Just as the A’s giveth, the A’s taketh away. In the top of the seventh, Petit surrendered a leadoff home run to Yankees designated hitter Mike Ford, cutting the A’s lead to 6-3 in the seventh. Petit would later be replaced by Blake Treinen with two outs in the seventh inning after Petit surrendered a base hit to Sanchez.
Treinen immediately surrendered a base hit to Urshela, putting runners on first and third with two outs. Gregorius followed with a double down the right-field line, scoring Sanchez and trimming the A’s lead to 6-4 through seven.
The future has arrived
Warming up in the top of the seventh, was A’s number two prospect A.J. Puk. The A’s went down quietly in the bottom of the seventh, which allowed the rookie to make his major league debut in the top of the eighth inning.
Coming out of the bullpen, Puk was throwing heat from the first pitch to Tauchman in the eighth. Walking him on six pitches, he displayed a nasty 99-mph slider. Maybin followed with a pop-up to Profar at second, who made a sliding, diving, over-the-shoulder catch to record the first out.
Puk displayed filthy stuff on the mound but left after recording just one out. Ford followed Maybin with a single to right, putting runners on first and third with one out. That would be all for the rookie, who was replaced by Liam Hendriks. Striking out LeMahieu to record the second out, Hendrick got Judge swinging to end the inning, preserving the A’s 6-4 lead.
Melvin discussed Puk’s debut, and the tough situation he was put in during the eighth inning:
Apparently he’s throwing a 99-mph slider. I saw a couple on the board. Thats a though spot too, coming in against the Yankees for his first appearance, in the eighth inning in a two-run game.
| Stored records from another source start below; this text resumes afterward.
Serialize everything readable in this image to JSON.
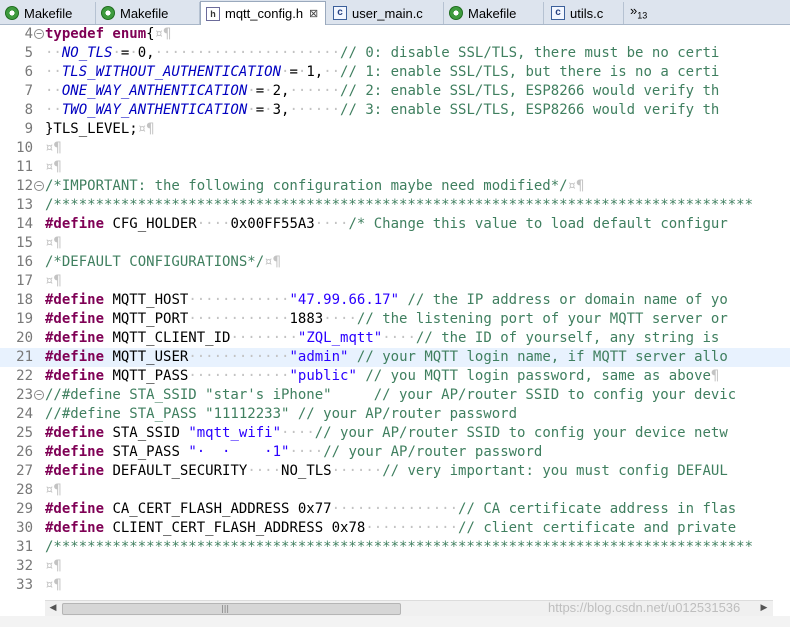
{
  "tabs": [
    {
      "label": "Makefile",
      "icon": "makefile-icon",
      "active": false
    },
    {
      "label": "Makefile",
      "icon": "makefile-icon",
      "active": false
    },
    {
      "label": "mqtt_config.h",
      "icon": "header-file-icon",
      "active": true
    },
    {
      "label": "user_main.c",
      "icon": "c-file-icon",
      "active": false
    },
    {
      "label": "Makefile",
      "icon": "makefile-icon",
      "active": false
    },
    {
      "label": "utils.c",
      "icon": "c-file-icon",
      "active": false
    }
  ],
  "overflow": {
    "label": "»",
    "count": "13"
  },
  "close_glyph": "⊠",
  "colors": {
    "keyword": "#7f0055",
    "enum_constant": "#0000c0",
    "comment": "#3f7f5f",
    "string": "#2a00ff",
    "whitespace": "#c3c3c3",
    "current_line": "#e8f2fe"
  },
  "watermark": "https://blog.csdn.net/u012531536",
  "scrollbar_grip": "|||",
  "lines": [
    {
      "n": "4",
      "fold": true,
      "segs": [
        {
          "c": "kw",
          "t": "typedef enum"
        },
        {
          "c": "",
          "t": "{"
        },
        {
          "c": "ws",
          "t": "¤¶"
        }
      ]
    },
    {
      "n": "5",
      "segs": [
        {
          "c": "ws",
          "t": "··"
        },
        {
          "c": "en",
          "t": "NO_TLS"
        },
        {
          "c": "ws",
          "t": "·"
        },
        {
          "c": "",
          "t": "="
        },
        {
          "c": "ws",
          "t": "·"
        },
        {
          "c": "",
          "t": "0,"
        },
        {
          "c": "ws",
          "t": "······················"
        },
        {
          "c": "cm",
          "t": "// 0: disable SSL/TLS, there must be no certi"
        }
      ]
    },
    {
      "n": "6",
      "segs": [
        {
          "c": "ws",
          "t": "··"
        },
        {
          "c": "en",
          "t": "TLS_WITHOUT_AUTHENTICATION"
        },
        {
          "c": "ws",
          "t": "·"
        },
        {
          "c": "",
          "t": "="
        },
        {
          "c": "ws",
          "t": "·"
        },
        {
          "c": "",
          "t": "1,"
        },
        {
          "c": "ws",
          "t": "··"
        },
        {
          "c": "cm",
          "t": "// 1: enable SSL/TLS, but there is no a certi"
        }
      ]
    },
    {
      "n": "7",
      "segs": [
        {
          "c": "ws",
          "t": "··"
        },
        {
          "c": "en",
          "t": "ONE_WAY_ANTHENTICATION"
        },
        {
          "c": "ws",
          "t": "·"
        },
        {
          "c": "",
          "t": "="
        },
        {
          "c": "ws",
          "t": "·"
        },
        {
          "c": "",
          "t": "2,"
        },
        {
          "c": "ws",
          "t": "······"
        },
        {
          "c": "cm",
          "t": "// 2: enable SSL/TLS, ESP8266 would verify th"
        }
      ]
    },
    {
      "n": "8",
      "segs": [
        {
          "c": "ws",
          "t": "··"
        },
        {
          "c": "en",
          "t": "TWO_WAY_ANTHENTICATION"
        },
        {
          "c": "ws",
          "t": "·"
        },
        {
          "c": "",
          "t": "="
        },
        {
          "c": "ws",
          "t": "·"
        },
        {
          "c": "",
          "t": "3,"
        },
        {
          "c": "ws",
          "t": "······"
        },
        {
          "c": "cm",
          "t": "// 3: enable SSL/TLS, ESP8266 would verify th"
        }
      ]
    },
    {
      "n": "9",
      "segs": [
        {
          "c": "",
          "t": "}TLS_LEVEL;"
        },
        {
          "c": "ws",
          "t": "¤¶"
        }
      ]
    },
    {
      "n": "10",
      "segs": [
        {
          "c": "ws",
          "t": "¤¶"
        }
      ]
    },
    {
      "n": "11",
      "segs": [
        {
          "c": "ws",
          "t": "¤¶"
        }
      ]
    },
    {
      "n": "12",
      "fold": true,
      "segs": [
        {
          "c": "cm",
          "t": "/*IMPORTANT: the following configuration maybe need modified*/"
        },
        {
          "c": "ws",
          "t": "¤¶"
        }
      ]
    },
    {
      "n": "13",
      "segs": [
        {
          "c": "cm",
          "t": "/***********************************************************************************"
        }
      ]
    },
    {
      "n": "14",
      "segs": [
        {
          "c": "kw",
          "t": "#define"
        },
        {
          "c": "",
          "t": " CFG_HOLDER"
        },
        {
          "c": "ws",
          "t": "····"
        },
        {
          "c": "",
          "t": "0x00FF55A3"
        },
        {
          "c": "ws",
          "t": "····"
        },
        {
          "c": "cm",
          "t": "/* Change this value to load default configur"
        }
      ]
    },
    {
      "n": "15",
      "segs": [
        {
          "c": "ws",
          "t": "¤¶"
        }
      ]
    },
    {
      "n": "16",
      "segs": [
        {
          "c": "cm",
          "t": "/*DEFAULT CONFIGURATIONS*/"
        },
        {
          "c": "ws",
          "t": "¤¶"
        }
      ]
    },
    {
      "n": "17",
      "segs": [
        {
          "c": "ws",
          "t": "¤¶"
        }
      ]
    },
    {
      "n": "18",
      "segs": [
        {
          "c": "kw",
          "t": "#define"
        },
        {
          "c": "",
          "t": " MQTT_HOST"
        },
        {
          "c": "ws",
          "t": "············"
        },
        {
          "c": "st",
          "t": "\"47.99.66.17\""
        },
        {
          "c": "ws",
          "t": " "
        },
        {
          "c": "cm",
          "t": "// the IP address or domain name of yo"
        }
      ]
    },
    {
      "n": "19",
      "segs": [
        {
          "c": "kw",
          "t": "#define"
        },
        {
          "c": "",
          "t": " MQTT_PORT"
        },
        {
          "c": "ws",
          "t": "············"
        },
        {
          "c": "",
          "t": "1883"
        },
        {
          "c": "ws",
          "t": "····"
        },
        {
          "c": "cm",
          "t": "// the listening port of your MQTT server or"
        }
      ]
    },
    {
      "n": "20",
      "segs": [
        {
          "c": "kw",
          "t": "#define"
        },
        {
          "c": "",
          "t": " MQTT_CLIENT_ID"
        },
        {
          "c": "ws",
          "t": "········"
        },
        {
          "c": "st",
          "t": "\"ZQL_mqtt\""
        },
        {
          "c": "ws",
          "t": "····"
        },
        {
          "c": "cm",
          "t": "// the ID of yourself, any string is"
        }
      ]
    },
    {
      "n": "21",
      "cur": true,
      "segs": [
        {
          "c": "kw",
          "t": "#define"
        },
        {
          "c": "",
          "t": " MQTT_USER"
        },
        {
          "c": "ws",
          "t": "············"
        },
        {
          "c": "st",
          "t": "\"admin\""
        },
        {
          "c": "ws",
          "t": " "
        },
        {
          "c": "cm",
          "t": "// your MQTT login name, if MQTT server allo"
        }
      ]
    },
    {
      "n": "22",
      "segs": [
        {
          "c": "kw",
          "t": "#define"
        },
        {
          "c": "",
          "t": " MQTT_PASS"
        },
        {
          "c": "ws",
          "t": "············"
        },
        {
          "c": "st",
          "t": "\"public\""
        },
        {
          "c": "ws",
          "t": " "
        },
        {
          "c": "cm",
          "t": "// you MQTT login password, same as above"
        },
        {
          "c": "ws",
          "t": "¶"
        }
      ]
    },
    {
      "n": "23",
      "fold": true,
      "segs": [
        {
          "c": "cm",
          "t": "//#define STA_SSID \"star's iPhone\"     // your AP/router SSID to config your devic"
        }
      ]
    },
    {
      "n": "24",
      "segs": [
        {
          "c": "cm",
          "t": "//#define STA_PASS \"11112233\" // your AP/router password"
        }
      ]
    },
    {
      "n": "25",
      "segs": [
        {
          "c": "kw",
          "t": "#define"
        },
        {
          "c": "",
          "t": " STA_SSID "
        },
        {
          "c": "st",
          "t": "\"mqtt_wifi\""
        },
        {
          "c": "ws",
          "t": "····"
        },
        {
          "c": "cm",
          "t": "// your AP/router SSID to config your device netw"
        }
      ]
    },
    {
      "n": "26",
      "segs": [
        {
          "c": "kw",
          "t": "#define"
        },
        {
          "c": "",
          "t": " STA_PASS "
        },
        {
          "c": "st",
          "t": "\"·  ·    ·1\""
        },
        {
          "c": "ws",
          "t": "····"
        },
        {
          "c": "cm",
          "t": "// your AP/router password"
        }
      ]
    },
    {
      "n": "27",
      "segs": [
        {
          "c": "kw",
          "t": "#define"
        },
        {
          "c": "",
          "t": " DEFAULT_SECURITY"
        },
        {
          "c": "ws",
          "t": "····"
        },
        {
          "c": "",
          "t": "NO_TLS"
        },
        {
          "c": "ws",
          "t": "······"
        },
        {
          "c": "cm",
          "t": "// very important: you must config DEFAUL"
        }
      ]
    },
    {
      "n": "28",
      "segs": [
        {
          "c": "ws",
          "t": "¤¶"
        }
      ]
    },
    {
      "n": "29",
      "segs": [
        {
          "c": "kw",
          "t": "#define"
        },
        {
          "c": "",
          "t": " CA_CERT_FLASH_ADDRESS 0x77"
        },
        {
          "c": "ws",
          "t": "···············"
        },
        {
          "c": "cm",
          "t": "// CA certificate address in flas"
        }
      ]
    },
    {
      "n": "30",
      "segs": [
        {
          "c": "kw",
          "t": "#define"
        },
        {
          "c": "",
          "t": " CLIENT_CERT_FLASH_ADDRESS 0x78"
        },
        {
          "c": "ws",
          "t": "···········"
        },
        {
          "c": "cm",
          "t": "// client certificate and private"
        }
      ]
    },
    {
      "n": "31",
      "segs": [
        {
          "c": "cm",
          "t": "/***********************************************************************************"
        }
      ]
    },
    {
      "n": "32",
      "segs": [
        {
          "c": "ws",
          "t": "¤¶"
        }
      ]
    },
    {
      "n": "33",
      "segs": [
        {
          "c": "ws",
          "t": "¤¶"
        }
      ]
    }
  ]
}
Maybe a little bit of nerves in the first walk, makes a good pitch to Maybin, Profar makes a terrific play and then just one down the middle to Ford, and he put a pretty good swing on it. We got the first out of the way, and we’re pulling to see him out there again.”
The hype surrounding Puk certainly is well-warranted given how he’s the teams No. 2 prospect, and the number 43 overall prospect in baseball. The standing ovation he received from the Oakland crowd was extra special, given Puk’s recent recovery from Tommy John Surgery. Melvin addressed the crowds enthusiasm:
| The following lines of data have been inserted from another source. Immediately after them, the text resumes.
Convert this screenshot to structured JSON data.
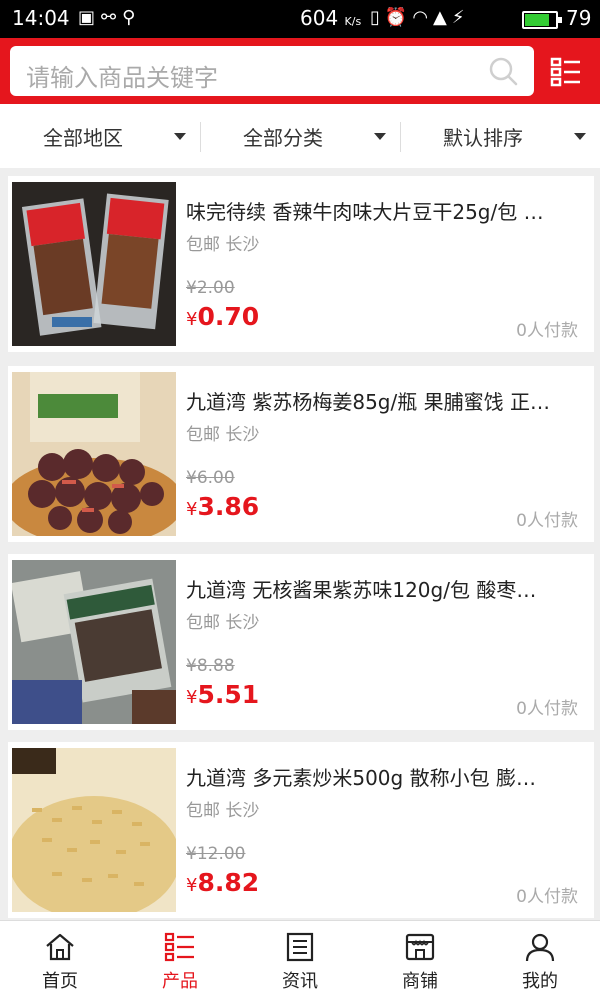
{
  "status_bar": {
    "time": "14:04",
    "net_speed": "604",
    "net_speed_unit": "K/s",
    "battery": "79",
    "battery_level": 0.79
  },
  "search": {
    "placeholder": "请输入商品关键字"
  },
  "filters": [
    {
      "label": "全部地区"
    },
    {
      "label": "全部分类"
    },
    {
      "label": "默认排序"
    }
  ],
  "products": [
    {
      "title": "味完待续 香辣牛肉味大片豆干25g/包 …",
      "meta": "包邮 长沙",
      "old_price": "¥2.00",
      "currency": "¥",
      "price": "0.70",
      "sold": "0人付款"
    },
    {
      "title": "九道湾 紫苏杨梅姜85g/瓶 果脯蜜饯 正…",
      "meta": "包邮 长沙",
      "old_price": "¥6.00",
      "currency": "¥",
      "price": "3.86",
      "sold": "0人付款"
    },
    {
      "title": "九道湾 无核酱果紫苏味120g/包 酸枣…",
      "meta": "包邮 长沙",
      "old_price": "¥8.88",
      "currency": "¥",
      "price": "5.51",
      "sold": "0人付款"
    },
    {
      "title": "九道湾 多元素炒米500g 散称小包 膨…",
      "meta": "包邮 长沙",
      "old_price": "¥12.00",
      "currency": "¥",
      "price": "8.82",
      "sold": "0人付款"
    }
  ],
  "tabs": [
    {
      "label": "首页",
      "icon": "home-icon"
    },
    {
      "label": "产品",
      "icon": "list-icon"
    },
    {
      "label": "资讯",
      "icon": "news-icon"
    },
    {
      "label": "商铺",
      "icon": "store-icon"
    },
    {
      "label": "我的",
      "icon": "user-icon"
    }
  ],
  "colors": {
    "brand": "#e5161d",
    "muted": "#999999"
  }
}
Yeah usually i dont take too much notice to applause for someone coming in the game. … But it was pretty significant, you couldn’t help but notice that. There’s certain guys here that our fan base is looking forward to seeing, that’s definitely one of them. Im glad he got the kind of applause that he did.”
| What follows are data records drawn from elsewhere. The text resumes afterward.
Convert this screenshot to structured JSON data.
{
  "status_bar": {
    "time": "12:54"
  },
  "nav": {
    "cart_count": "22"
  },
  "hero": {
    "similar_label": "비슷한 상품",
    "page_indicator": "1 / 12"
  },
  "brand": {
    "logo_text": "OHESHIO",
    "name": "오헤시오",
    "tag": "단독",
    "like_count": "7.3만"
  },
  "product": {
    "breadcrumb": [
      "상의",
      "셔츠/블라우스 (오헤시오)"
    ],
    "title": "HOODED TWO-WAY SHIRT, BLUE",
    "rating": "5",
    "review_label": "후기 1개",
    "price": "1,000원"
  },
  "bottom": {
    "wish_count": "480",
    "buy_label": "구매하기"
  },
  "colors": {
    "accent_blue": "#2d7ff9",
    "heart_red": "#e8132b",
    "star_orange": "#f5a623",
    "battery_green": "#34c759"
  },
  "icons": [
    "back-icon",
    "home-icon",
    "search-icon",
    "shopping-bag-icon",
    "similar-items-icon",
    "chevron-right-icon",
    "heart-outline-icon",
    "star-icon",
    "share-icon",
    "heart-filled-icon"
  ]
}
A quiet finish to an eventful game
The A’s were unable to add on to their two-run lead in the bottom of the eighth. A one-two-three inning sent this game to the ninth, and Hendriks back out to close out the ninth. Facing the heart of the Yankees order, Hendriks would retire Sanchez to record the first out of the inning. A fly ball caught in deep right by Chad Pinder recorded the second out before Gregorius grounded out to short to end the ball game.
Pre-game injury updates
A’s manager, Bob Melvin, provided an update on right fielder Stephen Piscotty, who exited Tuesday night’s game with an ankle injury. Piscotty was back in the lineup Wednesday night.
The A’s outfield has been bitten by the injury bug as of late. In addition to Piscotty, centerfielder Ramon Laureano, is recovering from a shin injury. Melvin provided an update on the A’s star centerfielder.
The A’s have proven to be a tough task for the Yankees over the years. Since the start of 2017, the A’s own a 10-5 record against New York. The A’s .666 winning percentage against the Yankees is the best in baseball over that stretch (minimum five games played). Thursday night’s contest will feature newly-acquired Tanner Roark (7-8, 4.01 ERA) squaring off against Yankees righty Masahiro Tanaka (9-6, 4.56 ERA).
Since June 17, the A’s find themselves with the second-best record in all of baseball at 37-17. … Prior to Wednesday, A’s starting pitching was 9-5 with a 3.12 ERA over their last 20 games played. … Tuesday night’s victory over the Yankees secured the A’s 41st win at home this season, which is good for their third-straight season with a winning record at home.